  • Tenderness with a red, warm, or swollen area on a breast, especially with fever or flu-like symptoms
  • Swollen, red, painful, and warm-to-touch area on your leg, especially the calf
  • Shooting pain down the back of your legs or difficulty walking
  • Severe headache, especially when sitting or standing, that gets better when lying down
  • Persistent depression or sadness that affects your ability to care for yourself or your baby

Lactation consultants are available to help you with feeding difficulties, sore nipples, milk supply (too much or too little), premature babies, babies with special needs, multiples such as twins, and breastfeeding an adopted baby.

While you are in the hospital following the birth of your baby, a lactation consultant is available 7 days a week, including holidays.  If you have questions after you leave the hospital, feel free to call our lactation consultants. If an appointment is needed, the lactation consultant can schedule one for you. Your insurance company will be billed for the appointment. Any charges not reimbursed by your insurance company will be billed to you.

Contact Us
For more information about Valley Medical Center's Lactation Services, call 425.228.3440, ext. 2526.

We want to know how your breastfeeding is going. Problems are easier to correct when identified early. Once you are home, when your baby is 4 to 7 days old, ask yourself:

  • Did your breasts feel firm and full between day 2 and day 5?
  • Does your baby latch on to your breast without difficulty?
  • Does your baby suck rhythmically for at least 10 minutes per feeding, and can you hear your baby swallowing milk?
  • Does your baby demand to be fed?
  • Do your breasts feel full before you feed your baby and softer afterward?
  • Is your baby having at least four yellow stools every 24 hours?
  • Is your baby having at least six wet diapers every 24 hours?
  • Does your baby appear satisfied after most feedings?

If you answered "no" to any of these questions, call Valley Medical Center Lactation Services at 425.228.3440 ext. 2526.

If you are breastfeeding, it is normal for your nipples to be tender when your baby first latches on. The soreness should lessen within a couple weeks, but could persist if baby doesn't latch or suck properly.

If your nipple tissue is cracked or bleeding, try these treatment techniques:

  • Rotate nursing positions.
  • Start nursing on the breast that is least sore.
  • Use purified lanolin or vegetable oil on your nipples after feeding.
  • Dry your milk/colostrum on your nipples.

Temporary swelling of the breasts when your milk comes in is called engorgement. You may also experience pain and fever. Your baby may have difficulty latching on if you are engorged.

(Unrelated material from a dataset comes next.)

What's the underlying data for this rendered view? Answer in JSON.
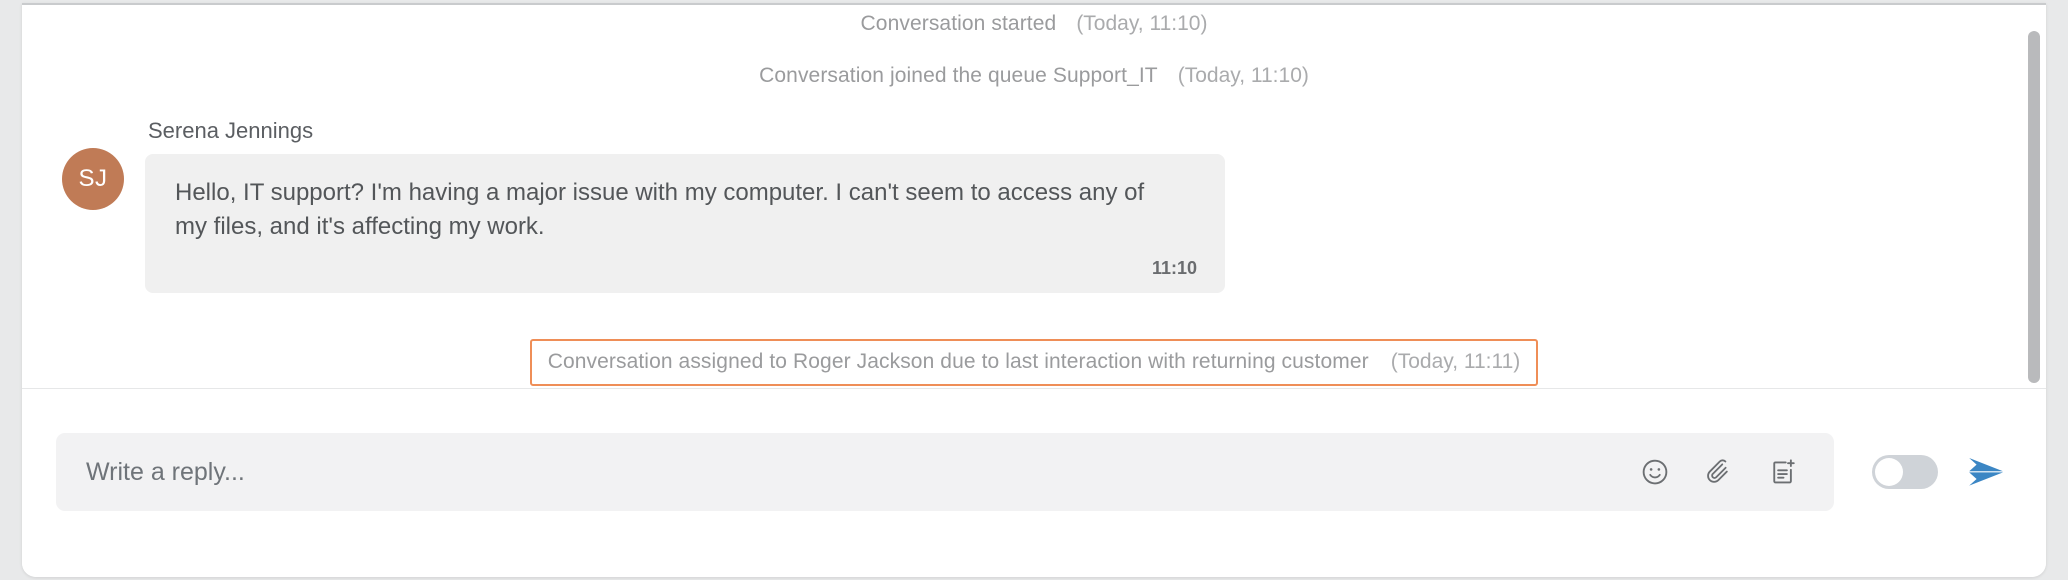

Engorgement is caused by lymph congestion, increased blood volume, and milk accumulation. Try these techniques:

  • Breastfeed frequently.
  • Rotate nursing positions to equally empty all lobes of your breasts.
  • Apply warm packs or take a hot shower before feeding.
  • For swelling, apply ice packs after feeding.
  • Express a little milk (by hand or pump) to soften the areola enough so your baby can latch on.
  • Take pain relievers, as suggested by your physician.
  • Wear a good, supportive bra.

Valley's Lactation Services team is here to help!



Lactation Services

Main Hospital, 2nd Floor
400 South 43rd Street
Renton, WA 98055